The following is a guest post from Michelle George of Student Health Services’ Wellness Education program. We asked her to give some insight into how she uses social tools to help promote Wellness programs (including GTK). Here’s what she had to say!
At Student Health Services Wellness Education, we use social media quite regularly. We know that the population we serve is connected to many platforms including Facebook and Twitter. We also know from the research that most people get answers to their health questions online or from a friend versus a health educator or medical professional. While this knowledge makes it difficult to dispel myths, it is helpful to get the word out to our students in this format.
About one year ago, we created the BU Student Health Facebook page and since then, we have added close to 2,000 friends. On our Facebook page, you will find a daily status update that varies from day to day. On Wednesdays, for instance, we provide a weekly wellness tip, while on Fridays we provide a weird body fact. We also create all of our events on Facebook and invite our friends — we have found that we can get the word out about what is going much faster this way than with large, costly posters. We also use Facebook to post interesting health and wellness news clips and to create surveys for students to participate in. Since approximately 85% of college-age students are on Facebook, we think that this is a valuable resource to our office.
In addition to Facebook, we use our Wellness blog quite regularly. We always post our upcoming events, Student Health news and programs, and other health and wellness information. Because we are able to update it ourselves, it is a little more user-friendly than the general Student Health website. We typically put a new post about something important every one to two days. We have noticed that certain posts get more attention than others. For example, just before an event, many students will visit the Upcoming Events page. We also notice that students seem to be very interested in articles related to the flu, stress, and the GTK campaign.
Lastly, we have started a Twitter page. We were reluctant at first because last year around this time, students were telling us that they didn’t actually use Twitter, but they did follow other people like celebrities.
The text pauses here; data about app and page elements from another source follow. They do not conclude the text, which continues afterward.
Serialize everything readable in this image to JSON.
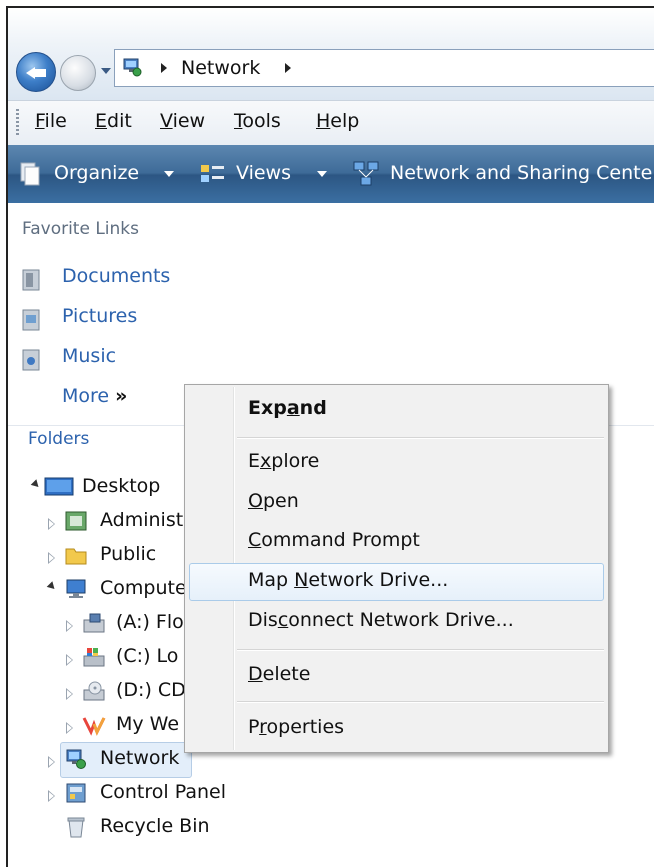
{
  "address_bar": {
    "breadcrumb": "Network"
  },
  "menu_bar": {
    "items": [
      {
        "label": "File",
        "accel": "F",
        "rest": "ile"
      },
      {
        "label": "Edit",
        "accel": "E",
        "rest": "dit"
      },
      {
        "label": "View",
        "accel": "V",
        "rest": "iew"
      },
      {
        "label": "Tools",
        "accel": "T",
        "rest": "ools"
      },
      {
        "label": "Help",
        "accel": "H",
        "rest": "elp"
      }
    ]
  },
  "command_bar": {
    "organize": "Organize",
    "views": "Views",
    "network_sharing": "Network and Sharing Cente"
  },
  "favorite_links": {
    "title": "Favorite Links",
    "items": [
      "Documents",
      "Pictures",
      "Music"
    ],
    "more": "More",
    "more_glyph": "»"
  },
  "folders": {
    "title": "Folders",
    "desktop": "Desktop",
    "administrator": "Administ",
    "public": "Public",
    "computer": "Compute",
    "floppy": "(A:) Flo",
    "local_disk": "(C:) Lo",
    "cd_drive": "(D:) CD",
    "my_web": "My We",
    "network": "Network",
    "control_panel": "Control Panel",
    "recycle_bin": "Recycle Bin"
  },
  "context_menu": {
    "expand": {
      "pre": "Exp",
      "accel": "a",
      "post": "nd"
    },
    "explore": {
      "pre": "E",
      "accel": "x",
      "post": "plore"
    },
    "open": {
      "pre": "",
      "accel": "O",
      "post": "pen"
    },
    "command_prompt": {
      "pre": "",
      "accel": "C",
      "post": "ommand Prompt"
    },
    "map_drive": {
      "pre": "Map ",
      "accel": "N",
      "post": "etwork Drive..."
    },
    "disconnect_drive": {
      "pre": "Dis",
      "accel": "c",
      "post": "onnect Network Drive..."
    },
    "delete": {
      "pre": "",
      "accel": "D",
      "post": "elete"
    },
    "properties": {
      "pre": "P",
      "accel": "r",
      "post": "operties"
    }
  },
  "colors": {
    "command_bar": "#3e6b98",
    "link": "#2c62ad",
    "selection": "#e3eefa"
  }
}
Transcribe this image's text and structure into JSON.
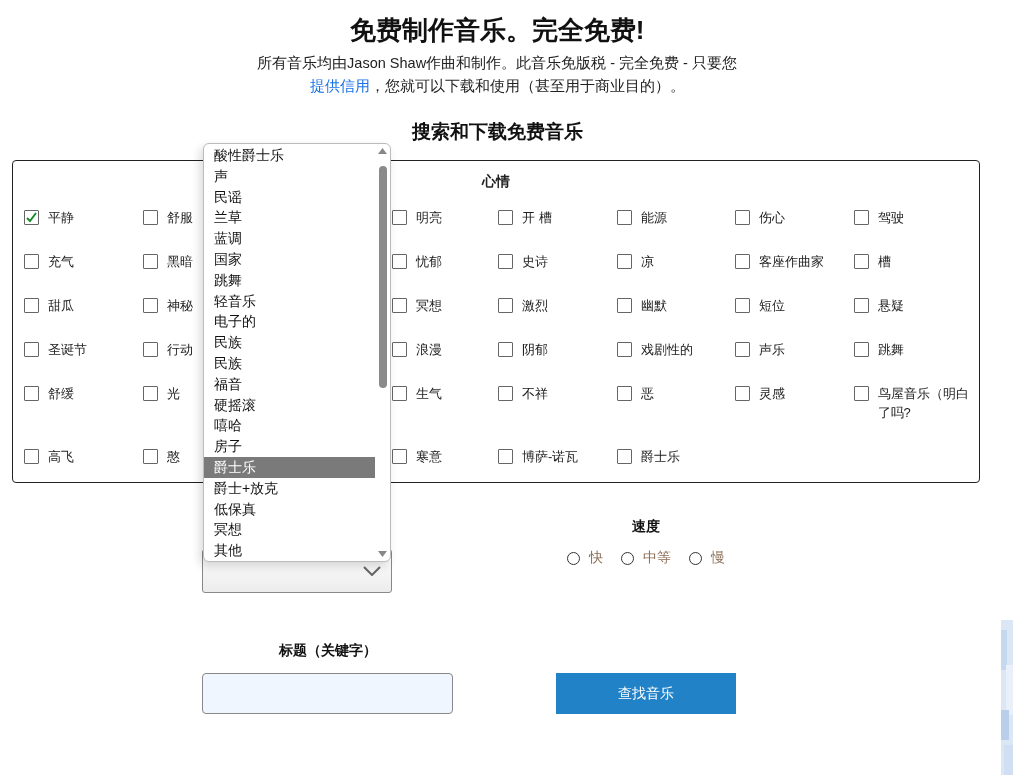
{
  "header": {
    "title": "免费制作音乐。完全免费!",
    "intro": "所有音乐均由Jason Shaw作曲和制作。此音乐免版税 - 完全免费 - 只要您",
    "intro_link": "提供信用",
    "intro_end": "，您就可以下载和使用（甚至用于商业目的）。"
  },
  "search_title": "搜索和下载免费音乐",
  "mood": {
    "title": "心情",
    "rows": [
      {
        "cells": [
          {
            "label": "平静",
            "checked": true
          },
          {
            "label": "舒服",
            "checked": false
          },
          {
            "label": "明亮",
            "checked": false
          },
          {
            "label": "开 槽",
            "checked": false
          },
          {
            "label": "能源",
            "checked": false
          },
          {
            "label": "伤心",
            "checked": false
          },
          {
            "label": "驾驶",
            "checked": false
          }
        ]
      },
      {
        "cells": [
          {
            "label": "充气",
            "checked": false
          },
          {
            "label": "黑暗",
            "checked": false
          },
          {
            "label": "忧郁",
            "checked": false
          },
          {
            "label": "史诗",
            "checked": false
          },
          {
            "label": "凉",
            "checked": false
          },
          {
            "label": "客座作曲家",
            "checked": false
          },
          {
            "label": "槽",
            "checked": false
          }
        ]
      },
      {
        "cells": [
          {
            "label": "甜瓜",
            "checked": false
          },
          {
            "label": "神秘",
            "checked": false
          },
          {
            "label": "冥想",
            "checked": false
          },
          {
            "label": "激烈",
            "checked": false
          },
          {
            "label": "幽默",
            "checked": false
          },
          {
            "label": "短位",
            "checked": false
          },
          {
            "label": "悬疑",
            "checked": false
          }
        ]
      },
      {
        "cells": [
          {
            "label": "圣诞节",
            "checked": false
          },
          {
            "label": "行动",
            "checked": false
          },
          {
            "label": "浪漫",
            "checked": false
          },
          {
            "label": "阴郁",
            "checked": false
          },
          {
            "label": "戏剧性的",
            "checked": false
          },
          {
            "label": "声乐",
            "checked": false
          },
          {
            "label": "跳舞",
            "checked": false
          }
        ]
      },
      {
        "cells": [
          {
            "label": "舒缓",
            "checked": false
          },
          {
            "label": "光",
            "checked": false
          },
          {
            "label": "生气",
            "checked": false
          },
          {
            "label": "不祥",
            "checked": false
          },
          {
            "label": "恶",
            "checked": false
          },
          {
            "label": "灵感",
            "checked": false
          },
          {
            "label": "鸟屋音乐（明白了吗?",
            "checked": false
          }
        ]
      },
      {
        "cells": [
          {
            "label": "高飞",
            "checked": false
          },
          {
            "label": "憨",
            "checked": false
          },
          {
            "label": "寒意",
            "checked": false
          },
          {
            "label": "博萨-诺瓦",
            "checked": false
          },
          {
            "label": "爵士乐",
            "checked": false
          }
        ]
      }
    ]
  },
  "genre": {
    "open": true,
    "options": [
      {
        "label": "酸性爵士乐",
        "selected": false
      },
      {
        "label": "声",
        "selected": false
      },
      {
        "label": "民谣",
        "selected": false
      },
      {
        "label": "兰草",
        "selected": false
      },
      {
        "label": "蓝调",
        "selected": false
      },
      {
        "label": "国家",
        "selected": false
      },
      {
        "label": "跳舞",
        "selected": false
      },
      {
        "label": "轻音乐",
        "selected": false
      },
      {
        "label": "电子的",
        "selected": false
      },
      {
        "label": "民族",
        "selected": false
      },
      {
        "label": "民族",
        "selected": false
      },
      {
        "label": "福音",
        "selected": false
      },
      {
        "label": "硬摇滚",
        "selected": false
      },
      {
        "label": "嘻哈",
        "selected": false
      },
      {
        "label": "房子",
        "selected": false
      },
      {
        "label": "爵士乐",
        "selected": true
      },
      {
        "label": "爵士+放克",
        "selected": false
      },
      {
        "label": "低保真",
        "selected": false
      },
      {
        "label": "冥想",
        "selected": false
      },
      {
        "label": "其他",
        "selected": false
      }
    ]
  },
  "speed": {
    "label": "速度",
    "options": [
      {
        "label": "快",
        "selected": false
      },
      {
        "label": "中等",
        "selected": false
      },
      {
        "label": "慢",
        "selected": false
      }
    ]
  },
  "keywords": {
    "label": "标题（关键字）"
  },
  "search_button": "查找音乐"
}
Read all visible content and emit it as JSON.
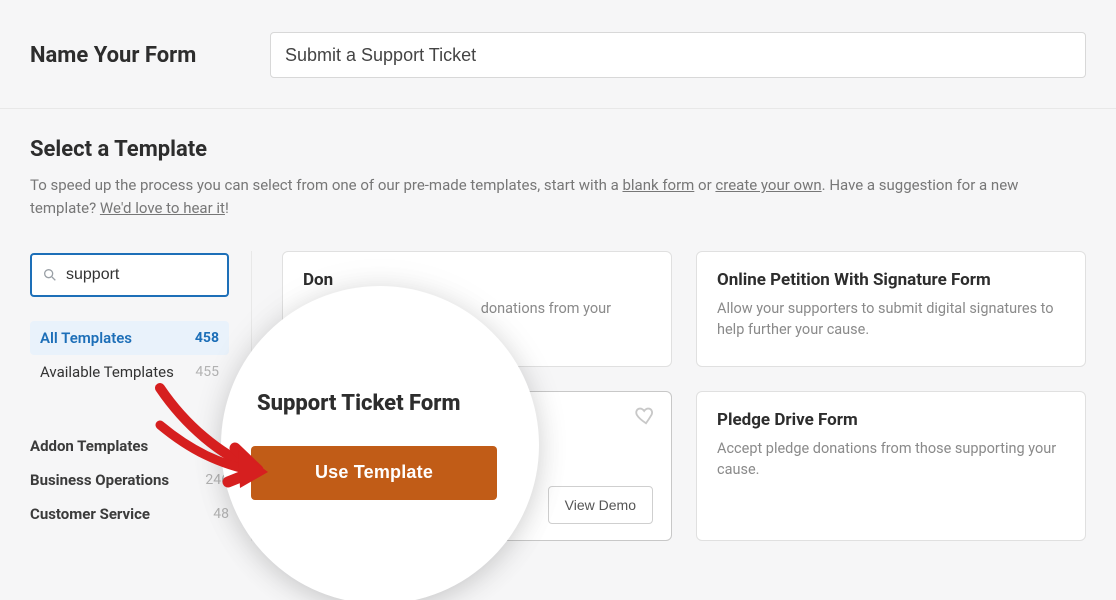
{
  "header": {
    "name_label": "Name Your Form",
    "name_value": "Submit a Support Ticket"
  },
  "select": {
    "title": "Select a Template",
    "desc_pre": "To speed up the process you can select from one of our pre-made templates, start with a ",
    "blank_form": "blank form",
    "or": " or ",
    "create_your_own": "create your own",
    "desc_mid": ". Have a suggestion for a new template? ",
    "love_to_hear": "We'd love to hear it",
    "exclaim": "!"
  },
  "sidebar": {
    "search_value": "support",
    "search_placeholder": "Search",
    "filters": [
      {
        "label": "All Templates",
        "count": "458",
        "active": true
      },
      {
        "label": "Available Templates",
        "count": "455",
        "active": false
      }
    ],
    "categories": [
      {
        "label": "Addon Templates",
        "count": ""
      },
      {
        "label": "Business Operations",
        "count": "246"
      },
      {
        "label": "Customer Service",
        "count": "48"
      }
    ]
  },
  "templates": {
    "card0": {
      "title_partial": "Don",
      "desc_partial": " donations from your"
    },
    "card1": {
      "title": "Online Petition With Signature Form",
      "desc": "Allow your supporters to submit digital signatures to help further your cause."
    },
    "card2": {
      "view_demo": "View Demo"
    },
    "card3": {
      "title": "Pledge Drive Form",
      "desc": "Accept pledge donations from those supporting your cause."
    }
  },
  "lens": {
    "title": "Support Ticket Form",
    "use_template": "Use Template"
  }
}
It seems, however, that there has been a slight change with more students making use of Twitter. Typically, we simply link our Facebook status updates to our Twitter page to ensure that we have similar message, and also because it takes much less time. We have found that writing quick, fifteen-word health messages are noticed by our students because sometimes our messages get retweeted.
We think that using social media can help us permeate our health messages in ways that may have been difficult previously. We think that the blog and our Facebook page have gained popularity and we hope that our Twitter followers will follow the same path. Because of our use of social media for health promotion, I was asked to speak at the upcoming NECHA (New England College Health Association) conference. I am very excited about this opportunity, and to continue learning about how social media can help increase health and wellness awareness among BU students.
We hope that guest posts like Michelle’s can help other social media practitioners at BU gain some insight into how different organizations on campus are using social media to their benefit. If you’re interested in writing a guest post of your own, please contact us!